1. Are you getting consistant results without a constant feed rate (uniform thinckness)?

2. What speed are you running the drum at?

3. what HP lathe are you using?

My reasons for asking are that I have a drum sander kit from the wood working shows, like a sand flea, but it does not produce a uniform thickness. I'm thinking if yours does give that then I could flip my setup around to copy yours and have a more usable tool.

Thanks,

Keith

Share this post


Link to post
Share on other sites

Hi Keith Yesterday was only second day I was useing the sander but as far as I can tell it's very consistant, when I reach my final thickness dimension I run the piece through two or three times and it appears to be very flat and smooth. I think my style sander is only as flat as the ajustable table is flat because that's the surface that I trued the drum to. I have a 2 horse motor on my gizzly lathe running at 1700 RPM, I can run as fast as 2000 RPM but it sounds scarry that fast. Yeah I've always wondered about those Sand Flea's it always seemed to me they could cause inconsistancys becase the infeed and out feed is on same plane. Is that your problem with the Sand Flea? Dave

Share this post


Link to post
Share on other sites

Dave,

Thanks for the quick reply, The way my version on thesand flea works the plane of the table and drum are fine. The issues I have are with feed rate over the sanding drum go a little faster or slower creates a dip, or a slope. Smooth enough but definitely cannot get flat consistantly.

I think I will try rebuilding mine to have the drum above the table and see if it works like yours, better than sitting in the corner like it is now.

Keith

Share this post


Link to post
Share on other sites

Thanks Bett yeah a homemade thickness sander would go nicely with your homemade spindle sander, I liked your shop tour video, and your CrookedNail Blog.

Share this post


Link to post
Share on other sites

Join the conversation

You can post now and register later. If you have an account, sign in now to post with your account.

Guest
Reply to this topic...

×   Pasted as rich text.   Paste as plain text instead

  Only 75 emoji are allowed.
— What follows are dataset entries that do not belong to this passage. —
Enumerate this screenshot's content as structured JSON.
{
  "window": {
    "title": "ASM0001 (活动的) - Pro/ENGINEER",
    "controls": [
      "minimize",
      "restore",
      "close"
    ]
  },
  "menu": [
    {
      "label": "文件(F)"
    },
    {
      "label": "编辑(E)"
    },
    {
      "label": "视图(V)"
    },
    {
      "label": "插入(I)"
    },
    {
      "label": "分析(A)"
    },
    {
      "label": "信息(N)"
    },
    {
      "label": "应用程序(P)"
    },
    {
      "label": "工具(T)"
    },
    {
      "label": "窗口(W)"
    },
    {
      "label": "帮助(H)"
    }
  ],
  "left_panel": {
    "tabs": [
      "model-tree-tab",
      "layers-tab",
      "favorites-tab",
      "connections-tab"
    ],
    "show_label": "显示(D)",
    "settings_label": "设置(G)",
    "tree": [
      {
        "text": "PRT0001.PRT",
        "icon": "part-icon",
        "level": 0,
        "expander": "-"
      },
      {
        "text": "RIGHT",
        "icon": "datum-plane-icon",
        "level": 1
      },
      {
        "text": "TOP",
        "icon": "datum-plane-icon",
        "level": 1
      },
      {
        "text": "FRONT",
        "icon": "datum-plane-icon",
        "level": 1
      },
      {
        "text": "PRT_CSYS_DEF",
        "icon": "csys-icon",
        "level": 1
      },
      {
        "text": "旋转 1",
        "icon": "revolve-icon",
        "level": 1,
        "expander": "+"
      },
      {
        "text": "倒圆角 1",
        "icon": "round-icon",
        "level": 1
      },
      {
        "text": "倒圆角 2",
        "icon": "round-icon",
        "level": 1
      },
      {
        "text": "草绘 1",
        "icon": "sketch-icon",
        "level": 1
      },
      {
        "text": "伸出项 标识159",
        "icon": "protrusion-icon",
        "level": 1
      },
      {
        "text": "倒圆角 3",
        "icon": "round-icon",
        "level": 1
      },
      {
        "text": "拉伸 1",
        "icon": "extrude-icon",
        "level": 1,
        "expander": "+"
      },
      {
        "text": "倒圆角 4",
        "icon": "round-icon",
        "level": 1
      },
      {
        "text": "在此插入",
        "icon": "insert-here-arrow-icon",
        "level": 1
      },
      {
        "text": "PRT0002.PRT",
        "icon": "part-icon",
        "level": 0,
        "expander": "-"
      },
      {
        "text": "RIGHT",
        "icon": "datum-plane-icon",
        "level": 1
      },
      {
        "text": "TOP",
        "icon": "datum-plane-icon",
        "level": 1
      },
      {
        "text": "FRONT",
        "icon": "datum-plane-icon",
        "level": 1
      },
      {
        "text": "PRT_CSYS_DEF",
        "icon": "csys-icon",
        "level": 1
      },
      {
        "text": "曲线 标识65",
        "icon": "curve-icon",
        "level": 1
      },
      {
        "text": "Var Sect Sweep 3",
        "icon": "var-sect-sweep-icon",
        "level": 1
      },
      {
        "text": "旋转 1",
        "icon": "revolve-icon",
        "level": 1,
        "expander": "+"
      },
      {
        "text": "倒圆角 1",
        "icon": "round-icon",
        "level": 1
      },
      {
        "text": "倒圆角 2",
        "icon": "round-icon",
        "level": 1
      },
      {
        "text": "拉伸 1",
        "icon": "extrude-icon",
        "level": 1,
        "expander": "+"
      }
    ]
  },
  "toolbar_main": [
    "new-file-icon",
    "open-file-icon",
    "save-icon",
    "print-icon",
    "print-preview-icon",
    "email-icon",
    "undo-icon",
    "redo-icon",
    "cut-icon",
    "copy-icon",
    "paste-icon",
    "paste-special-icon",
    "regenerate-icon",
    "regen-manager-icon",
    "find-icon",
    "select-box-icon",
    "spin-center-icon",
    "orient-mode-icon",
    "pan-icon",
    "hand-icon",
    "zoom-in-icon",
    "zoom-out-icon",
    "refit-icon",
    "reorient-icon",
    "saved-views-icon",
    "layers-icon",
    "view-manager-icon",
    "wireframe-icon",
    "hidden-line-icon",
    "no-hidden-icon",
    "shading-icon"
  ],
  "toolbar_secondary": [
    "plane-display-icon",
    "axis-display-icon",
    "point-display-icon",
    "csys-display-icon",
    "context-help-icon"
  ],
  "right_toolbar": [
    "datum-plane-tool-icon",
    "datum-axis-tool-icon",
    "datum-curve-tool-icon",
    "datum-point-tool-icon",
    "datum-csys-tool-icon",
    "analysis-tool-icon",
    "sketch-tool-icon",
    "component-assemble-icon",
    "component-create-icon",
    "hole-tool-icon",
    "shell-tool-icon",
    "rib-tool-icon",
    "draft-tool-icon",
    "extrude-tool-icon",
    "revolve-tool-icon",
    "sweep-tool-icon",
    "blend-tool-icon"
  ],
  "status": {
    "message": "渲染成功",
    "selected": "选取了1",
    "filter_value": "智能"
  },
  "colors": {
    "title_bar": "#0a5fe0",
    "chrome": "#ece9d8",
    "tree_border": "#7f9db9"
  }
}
×   Your link has been automatically embedded.   Display as a link instead

×   Your previous content has been restored.   Clear editor

×   You cannot paste images directly. Upload or insert images from URL.